BJC Executive Director Amanda Tyler applauded the announcement, saying Rogers “has the expertise and experience necessary to lead the reestablished White House Office of Faith-Based and Neighborhood Partnerships at a crucial time when our country is facing multiple crises.”
“Her appointment to the Domestic Policy Council also shows that the administration recognizes the complexity and intersection of religious freedom concerns across a number of domestic policy issues,” Tyler said.
She added Dickson and Baker “both have strong records of collaborating with a number of religious and community organizations representing the full breadth of our pluralistic society.”
Rachel Laser, president and CEO of Americans United for Separation of Church and State, likewise affirmed the executive order and Rogers’ reappointment to the office.
“Rogers’ mastery of church-state law and policy and her track record of finding shared values make her exceedingly qualified for both positions. When she served in the Obama administration, Rogers successfully worked with people across faiths and the nonreligious to adopt policies that protect the religious freedom of people who use federally funded social services,” Laser said.
“Americans United looks forward to working with the administration to restore church-state protections that safeguard everyone’s religious freedom.
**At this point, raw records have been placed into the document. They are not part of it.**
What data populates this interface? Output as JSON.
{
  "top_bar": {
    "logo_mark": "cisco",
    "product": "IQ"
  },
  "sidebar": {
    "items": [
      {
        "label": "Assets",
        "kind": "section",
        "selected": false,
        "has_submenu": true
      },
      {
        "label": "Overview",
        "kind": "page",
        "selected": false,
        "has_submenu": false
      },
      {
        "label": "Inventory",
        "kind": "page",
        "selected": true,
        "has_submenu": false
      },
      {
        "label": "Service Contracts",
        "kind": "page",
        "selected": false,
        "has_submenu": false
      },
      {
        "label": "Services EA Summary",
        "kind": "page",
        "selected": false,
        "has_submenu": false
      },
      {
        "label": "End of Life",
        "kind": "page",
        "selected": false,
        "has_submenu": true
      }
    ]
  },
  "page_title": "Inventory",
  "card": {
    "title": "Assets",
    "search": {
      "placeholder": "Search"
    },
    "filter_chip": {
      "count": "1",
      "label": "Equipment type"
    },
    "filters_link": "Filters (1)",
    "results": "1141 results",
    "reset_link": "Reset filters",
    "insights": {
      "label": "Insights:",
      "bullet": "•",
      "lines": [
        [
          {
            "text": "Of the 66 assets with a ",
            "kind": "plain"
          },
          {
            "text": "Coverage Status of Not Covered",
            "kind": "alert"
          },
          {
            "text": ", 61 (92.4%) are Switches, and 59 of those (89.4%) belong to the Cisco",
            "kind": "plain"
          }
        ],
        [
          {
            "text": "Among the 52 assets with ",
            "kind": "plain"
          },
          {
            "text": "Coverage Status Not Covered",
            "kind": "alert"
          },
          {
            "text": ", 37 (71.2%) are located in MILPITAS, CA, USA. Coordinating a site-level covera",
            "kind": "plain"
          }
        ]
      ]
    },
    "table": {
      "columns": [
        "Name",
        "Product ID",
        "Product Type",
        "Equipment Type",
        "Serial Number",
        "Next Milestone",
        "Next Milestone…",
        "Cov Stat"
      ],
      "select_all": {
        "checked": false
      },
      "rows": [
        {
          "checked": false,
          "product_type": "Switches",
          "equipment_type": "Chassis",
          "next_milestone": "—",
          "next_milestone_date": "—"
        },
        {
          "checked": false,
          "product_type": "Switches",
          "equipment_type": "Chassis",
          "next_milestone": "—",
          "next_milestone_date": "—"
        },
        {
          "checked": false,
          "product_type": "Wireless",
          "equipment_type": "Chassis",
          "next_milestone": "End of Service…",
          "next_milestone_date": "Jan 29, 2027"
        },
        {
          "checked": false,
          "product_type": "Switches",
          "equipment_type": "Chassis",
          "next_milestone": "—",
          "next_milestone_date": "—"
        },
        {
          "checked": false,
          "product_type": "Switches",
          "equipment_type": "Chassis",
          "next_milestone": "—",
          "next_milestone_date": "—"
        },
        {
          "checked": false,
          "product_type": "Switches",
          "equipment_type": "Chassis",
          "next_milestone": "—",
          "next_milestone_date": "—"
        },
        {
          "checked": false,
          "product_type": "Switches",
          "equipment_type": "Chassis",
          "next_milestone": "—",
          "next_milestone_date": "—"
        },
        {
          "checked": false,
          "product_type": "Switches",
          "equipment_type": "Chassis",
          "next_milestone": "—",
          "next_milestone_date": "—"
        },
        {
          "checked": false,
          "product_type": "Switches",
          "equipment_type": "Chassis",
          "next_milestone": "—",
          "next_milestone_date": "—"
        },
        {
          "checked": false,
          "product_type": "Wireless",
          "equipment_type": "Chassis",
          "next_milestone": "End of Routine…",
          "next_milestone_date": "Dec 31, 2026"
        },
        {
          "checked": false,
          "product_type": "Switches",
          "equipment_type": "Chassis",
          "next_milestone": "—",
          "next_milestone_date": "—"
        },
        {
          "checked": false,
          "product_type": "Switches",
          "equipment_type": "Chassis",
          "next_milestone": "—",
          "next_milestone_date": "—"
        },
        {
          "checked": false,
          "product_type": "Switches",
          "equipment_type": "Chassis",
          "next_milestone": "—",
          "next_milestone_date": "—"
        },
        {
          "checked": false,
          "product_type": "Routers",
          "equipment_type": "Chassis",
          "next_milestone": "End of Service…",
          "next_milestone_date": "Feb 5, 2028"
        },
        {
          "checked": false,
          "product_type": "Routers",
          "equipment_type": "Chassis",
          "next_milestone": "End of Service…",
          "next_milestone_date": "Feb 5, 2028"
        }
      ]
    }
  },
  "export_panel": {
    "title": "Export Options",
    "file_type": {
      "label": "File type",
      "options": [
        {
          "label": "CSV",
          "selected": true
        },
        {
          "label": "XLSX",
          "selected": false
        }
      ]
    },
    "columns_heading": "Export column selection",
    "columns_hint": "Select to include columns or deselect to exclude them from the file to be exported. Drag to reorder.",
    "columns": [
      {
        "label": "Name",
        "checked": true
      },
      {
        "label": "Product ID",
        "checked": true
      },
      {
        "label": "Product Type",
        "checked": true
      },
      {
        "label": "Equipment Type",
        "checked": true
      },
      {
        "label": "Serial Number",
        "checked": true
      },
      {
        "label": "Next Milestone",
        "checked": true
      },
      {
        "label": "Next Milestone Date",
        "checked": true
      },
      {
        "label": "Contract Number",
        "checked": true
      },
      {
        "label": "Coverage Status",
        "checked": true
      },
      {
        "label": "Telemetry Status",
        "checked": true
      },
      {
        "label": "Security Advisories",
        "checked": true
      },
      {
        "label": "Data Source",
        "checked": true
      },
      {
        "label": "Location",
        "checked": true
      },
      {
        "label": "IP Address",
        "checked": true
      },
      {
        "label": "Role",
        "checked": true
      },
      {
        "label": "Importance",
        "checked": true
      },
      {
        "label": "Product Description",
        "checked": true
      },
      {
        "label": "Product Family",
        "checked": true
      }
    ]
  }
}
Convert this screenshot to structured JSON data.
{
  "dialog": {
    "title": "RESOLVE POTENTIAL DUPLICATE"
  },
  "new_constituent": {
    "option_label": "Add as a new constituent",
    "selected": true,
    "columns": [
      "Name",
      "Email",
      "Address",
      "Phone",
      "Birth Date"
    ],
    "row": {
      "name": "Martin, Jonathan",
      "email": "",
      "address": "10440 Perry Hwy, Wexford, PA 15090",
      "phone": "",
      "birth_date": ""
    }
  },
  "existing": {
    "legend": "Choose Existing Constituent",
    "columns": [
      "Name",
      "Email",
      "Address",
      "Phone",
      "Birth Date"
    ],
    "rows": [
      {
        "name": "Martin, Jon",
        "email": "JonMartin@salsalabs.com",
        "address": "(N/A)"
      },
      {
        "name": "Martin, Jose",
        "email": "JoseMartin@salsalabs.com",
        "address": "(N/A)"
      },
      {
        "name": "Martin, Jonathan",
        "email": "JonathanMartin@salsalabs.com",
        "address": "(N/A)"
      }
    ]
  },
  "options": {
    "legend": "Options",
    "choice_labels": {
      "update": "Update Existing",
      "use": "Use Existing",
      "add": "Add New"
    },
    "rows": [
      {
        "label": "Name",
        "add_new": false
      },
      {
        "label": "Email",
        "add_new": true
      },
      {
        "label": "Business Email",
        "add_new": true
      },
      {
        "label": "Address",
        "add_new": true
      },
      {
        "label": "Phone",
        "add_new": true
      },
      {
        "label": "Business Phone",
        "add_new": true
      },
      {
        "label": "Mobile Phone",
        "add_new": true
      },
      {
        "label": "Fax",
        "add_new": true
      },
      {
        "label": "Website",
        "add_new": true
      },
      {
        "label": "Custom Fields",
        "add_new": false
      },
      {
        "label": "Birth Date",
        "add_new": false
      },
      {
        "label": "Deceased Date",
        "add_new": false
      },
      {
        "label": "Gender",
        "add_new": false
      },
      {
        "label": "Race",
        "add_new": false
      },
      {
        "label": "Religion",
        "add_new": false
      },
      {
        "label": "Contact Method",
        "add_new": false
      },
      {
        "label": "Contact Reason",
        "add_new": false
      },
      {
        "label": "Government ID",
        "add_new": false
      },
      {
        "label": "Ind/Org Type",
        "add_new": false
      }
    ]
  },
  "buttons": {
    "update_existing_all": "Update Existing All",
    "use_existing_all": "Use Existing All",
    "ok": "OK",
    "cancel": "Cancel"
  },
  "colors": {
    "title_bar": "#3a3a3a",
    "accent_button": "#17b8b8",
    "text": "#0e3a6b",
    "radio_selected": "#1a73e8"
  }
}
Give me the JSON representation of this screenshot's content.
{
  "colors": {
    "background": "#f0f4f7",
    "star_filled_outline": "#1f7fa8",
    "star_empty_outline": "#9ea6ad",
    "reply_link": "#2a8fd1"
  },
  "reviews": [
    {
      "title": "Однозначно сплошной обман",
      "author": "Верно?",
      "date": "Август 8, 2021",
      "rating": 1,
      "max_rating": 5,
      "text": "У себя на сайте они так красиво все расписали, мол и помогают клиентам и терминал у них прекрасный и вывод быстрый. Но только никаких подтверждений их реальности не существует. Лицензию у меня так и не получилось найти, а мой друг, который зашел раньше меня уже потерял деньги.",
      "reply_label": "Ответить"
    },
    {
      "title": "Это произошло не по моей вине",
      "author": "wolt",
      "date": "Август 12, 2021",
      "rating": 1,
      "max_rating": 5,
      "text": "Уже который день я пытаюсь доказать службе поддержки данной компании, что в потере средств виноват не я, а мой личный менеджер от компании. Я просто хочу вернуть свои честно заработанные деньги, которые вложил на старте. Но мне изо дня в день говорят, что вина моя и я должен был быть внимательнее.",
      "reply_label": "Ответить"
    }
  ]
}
Government partnerships with faith-based organizations must be evidence-based, inclusive and equally welcoming for people of all faiths and the nonreligious. They must prohibit taxpayer-funded employment discrimination. And social service providers accepting government funds must not be allowed to discriminate against people in their programs or force them to participate in religious activities in order to receive vital services.”